__Records provided__:
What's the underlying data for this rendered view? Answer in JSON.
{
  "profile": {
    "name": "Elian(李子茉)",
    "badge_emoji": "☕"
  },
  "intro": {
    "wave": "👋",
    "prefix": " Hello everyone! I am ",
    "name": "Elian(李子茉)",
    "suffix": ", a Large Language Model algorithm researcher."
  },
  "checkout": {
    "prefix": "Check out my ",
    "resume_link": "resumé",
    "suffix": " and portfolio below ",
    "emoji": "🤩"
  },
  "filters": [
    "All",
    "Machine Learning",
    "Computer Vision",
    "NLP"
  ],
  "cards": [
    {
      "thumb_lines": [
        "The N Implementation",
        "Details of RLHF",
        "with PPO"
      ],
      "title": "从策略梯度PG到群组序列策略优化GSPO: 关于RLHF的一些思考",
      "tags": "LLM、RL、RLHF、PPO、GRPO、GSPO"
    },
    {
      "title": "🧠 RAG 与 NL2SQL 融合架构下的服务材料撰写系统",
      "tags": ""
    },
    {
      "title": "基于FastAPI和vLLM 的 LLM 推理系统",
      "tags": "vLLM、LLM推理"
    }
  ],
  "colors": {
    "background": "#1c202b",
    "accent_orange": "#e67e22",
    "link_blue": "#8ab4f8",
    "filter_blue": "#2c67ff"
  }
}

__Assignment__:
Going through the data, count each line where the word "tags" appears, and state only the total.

__Final answer__:
3